◆ **Exercise requirements**: Only the lines of the data holding the string "from" need to be returned.

◆ **Input data**:
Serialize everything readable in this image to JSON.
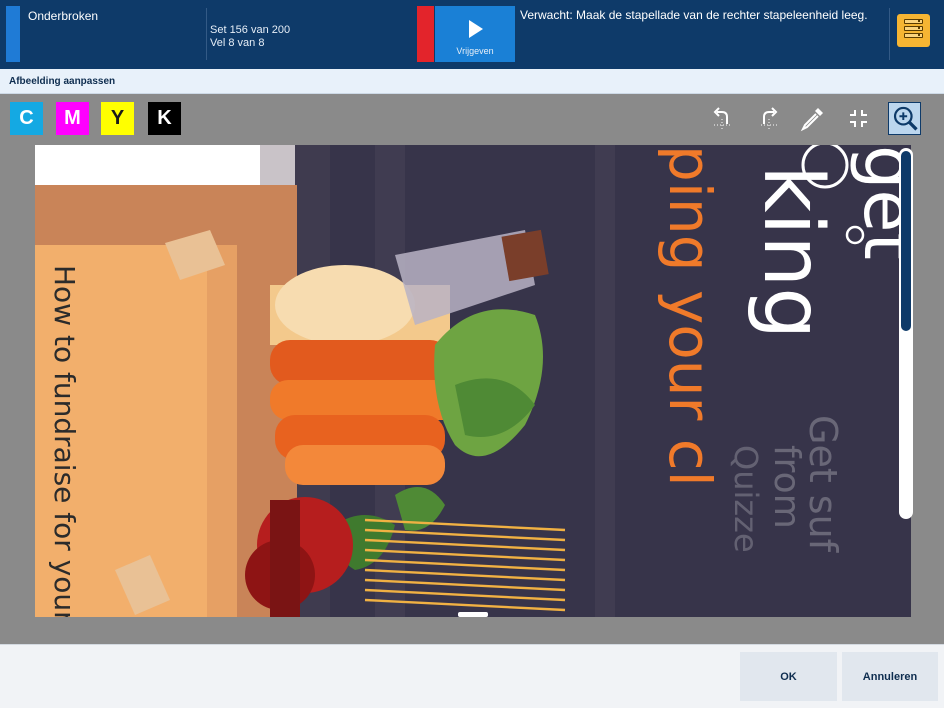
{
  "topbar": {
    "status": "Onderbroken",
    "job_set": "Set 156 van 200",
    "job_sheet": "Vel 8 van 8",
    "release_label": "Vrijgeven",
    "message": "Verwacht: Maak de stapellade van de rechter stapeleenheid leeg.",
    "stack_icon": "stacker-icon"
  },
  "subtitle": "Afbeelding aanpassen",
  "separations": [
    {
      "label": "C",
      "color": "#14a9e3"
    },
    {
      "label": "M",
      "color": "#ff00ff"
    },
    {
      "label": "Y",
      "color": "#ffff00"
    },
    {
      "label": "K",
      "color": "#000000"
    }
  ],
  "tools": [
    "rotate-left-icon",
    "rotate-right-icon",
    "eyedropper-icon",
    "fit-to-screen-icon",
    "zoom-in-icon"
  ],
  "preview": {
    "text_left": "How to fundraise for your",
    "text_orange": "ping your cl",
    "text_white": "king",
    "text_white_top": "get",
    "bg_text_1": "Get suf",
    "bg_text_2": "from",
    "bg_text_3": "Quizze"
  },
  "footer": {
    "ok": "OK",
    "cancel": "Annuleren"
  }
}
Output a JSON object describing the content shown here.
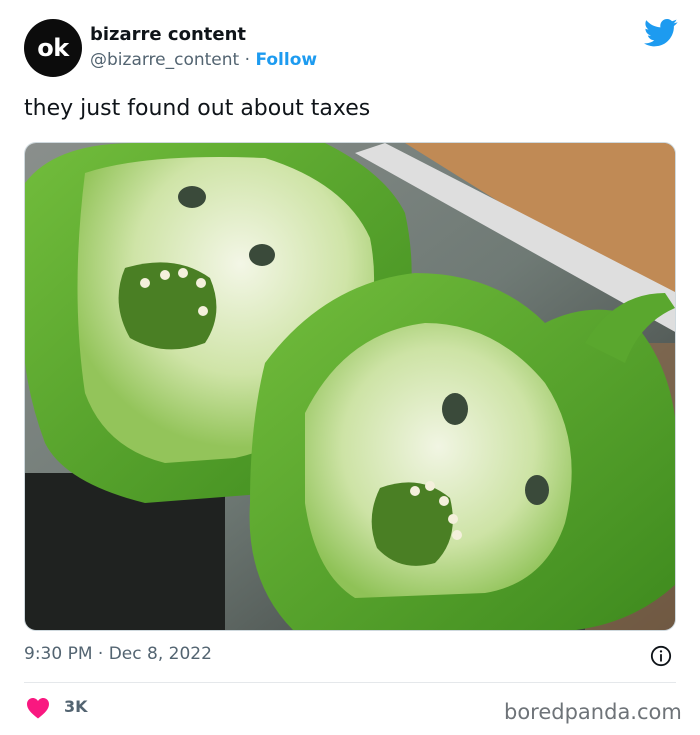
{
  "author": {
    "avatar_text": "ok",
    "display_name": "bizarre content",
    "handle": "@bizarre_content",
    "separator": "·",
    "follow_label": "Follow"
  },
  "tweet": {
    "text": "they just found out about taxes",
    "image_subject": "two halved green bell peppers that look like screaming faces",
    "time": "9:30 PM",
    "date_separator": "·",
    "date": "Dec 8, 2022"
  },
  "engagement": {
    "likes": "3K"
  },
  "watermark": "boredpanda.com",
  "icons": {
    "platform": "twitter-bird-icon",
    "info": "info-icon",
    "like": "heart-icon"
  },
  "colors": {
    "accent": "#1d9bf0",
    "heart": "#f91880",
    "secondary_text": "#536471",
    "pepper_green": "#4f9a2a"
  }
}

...

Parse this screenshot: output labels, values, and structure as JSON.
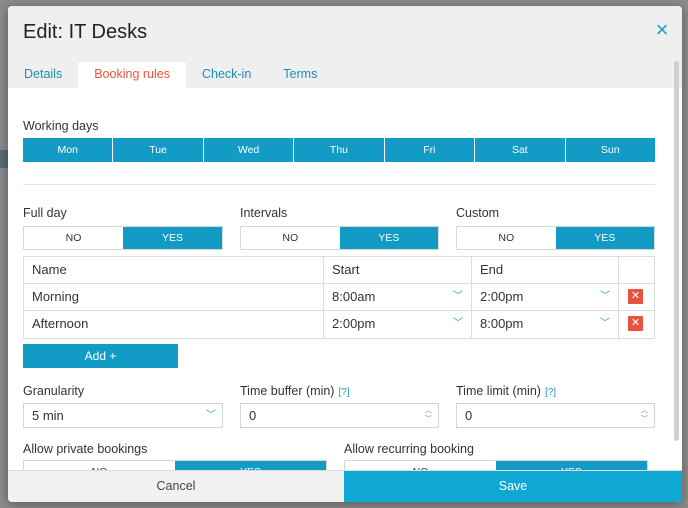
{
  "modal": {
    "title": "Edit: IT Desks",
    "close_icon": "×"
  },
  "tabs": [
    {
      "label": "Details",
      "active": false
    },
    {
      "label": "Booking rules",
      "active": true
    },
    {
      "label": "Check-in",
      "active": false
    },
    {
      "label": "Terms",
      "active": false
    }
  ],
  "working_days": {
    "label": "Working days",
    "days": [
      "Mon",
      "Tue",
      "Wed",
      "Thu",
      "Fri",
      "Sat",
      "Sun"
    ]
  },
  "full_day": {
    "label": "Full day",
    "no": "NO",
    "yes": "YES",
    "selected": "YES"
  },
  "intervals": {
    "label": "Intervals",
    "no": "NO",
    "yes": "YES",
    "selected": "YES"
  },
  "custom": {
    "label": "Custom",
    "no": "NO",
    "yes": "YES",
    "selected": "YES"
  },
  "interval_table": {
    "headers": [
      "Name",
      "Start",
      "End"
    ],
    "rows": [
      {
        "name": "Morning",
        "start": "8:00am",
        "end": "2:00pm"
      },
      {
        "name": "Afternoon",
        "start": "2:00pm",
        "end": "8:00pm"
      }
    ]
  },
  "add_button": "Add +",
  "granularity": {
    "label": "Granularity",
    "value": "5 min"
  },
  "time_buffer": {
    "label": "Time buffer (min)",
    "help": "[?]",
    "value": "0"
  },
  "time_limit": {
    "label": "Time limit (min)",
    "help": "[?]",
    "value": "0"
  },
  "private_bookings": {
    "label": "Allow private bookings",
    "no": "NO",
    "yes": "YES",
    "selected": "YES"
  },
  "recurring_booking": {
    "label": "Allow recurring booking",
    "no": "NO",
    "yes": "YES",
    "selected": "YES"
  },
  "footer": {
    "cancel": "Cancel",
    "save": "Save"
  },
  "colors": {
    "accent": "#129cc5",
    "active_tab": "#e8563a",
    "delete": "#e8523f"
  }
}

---

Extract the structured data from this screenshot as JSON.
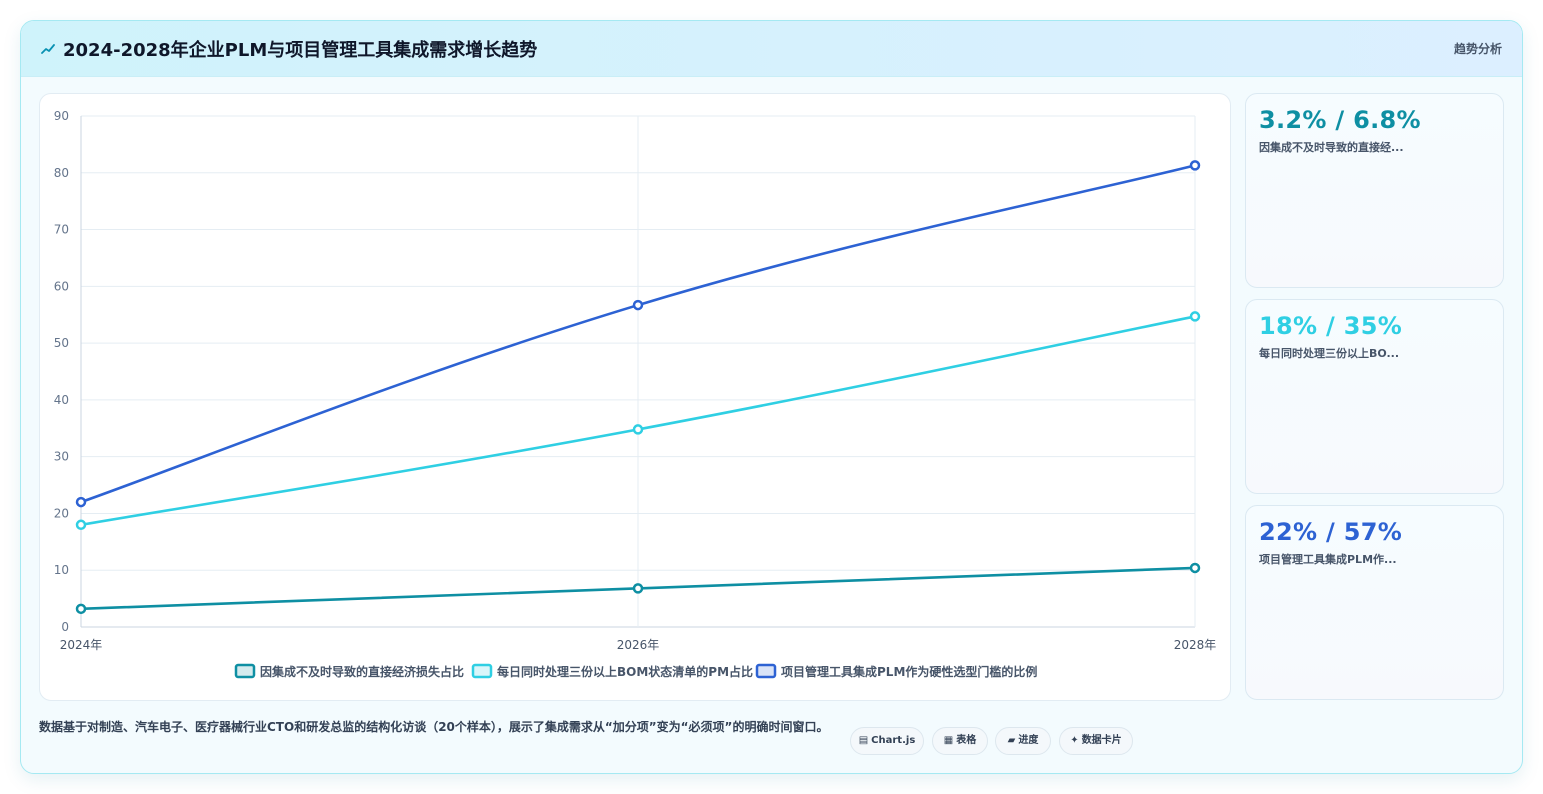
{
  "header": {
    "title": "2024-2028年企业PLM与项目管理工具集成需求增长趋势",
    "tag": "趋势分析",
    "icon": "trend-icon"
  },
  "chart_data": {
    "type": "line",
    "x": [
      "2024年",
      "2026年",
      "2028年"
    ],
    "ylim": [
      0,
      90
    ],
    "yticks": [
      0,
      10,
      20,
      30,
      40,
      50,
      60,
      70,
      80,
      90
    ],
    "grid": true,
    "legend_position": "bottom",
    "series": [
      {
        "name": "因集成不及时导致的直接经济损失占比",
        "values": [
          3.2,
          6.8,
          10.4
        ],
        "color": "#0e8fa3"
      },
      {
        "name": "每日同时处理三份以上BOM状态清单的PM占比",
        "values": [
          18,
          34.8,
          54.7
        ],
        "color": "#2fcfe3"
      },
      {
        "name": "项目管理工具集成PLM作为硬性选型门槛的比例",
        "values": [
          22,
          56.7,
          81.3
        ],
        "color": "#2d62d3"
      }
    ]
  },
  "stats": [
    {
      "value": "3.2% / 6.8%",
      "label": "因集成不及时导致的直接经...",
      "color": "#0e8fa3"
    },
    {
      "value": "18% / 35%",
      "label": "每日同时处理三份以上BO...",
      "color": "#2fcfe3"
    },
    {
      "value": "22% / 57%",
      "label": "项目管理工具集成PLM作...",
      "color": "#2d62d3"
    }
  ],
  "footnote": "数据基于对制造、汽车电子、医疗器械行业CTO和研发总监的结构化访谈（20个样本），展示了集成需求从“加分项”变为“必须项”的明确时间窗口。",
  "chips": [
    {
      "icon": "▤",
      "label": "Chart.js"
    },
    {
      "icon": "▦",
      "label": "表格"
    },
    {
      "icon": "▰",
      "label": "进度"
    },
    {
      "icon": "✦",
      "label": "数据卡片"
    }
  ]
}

◆ **Task answer**:
    "bg_text_2": "from",
Extract the structured data from this screenshot as JSON.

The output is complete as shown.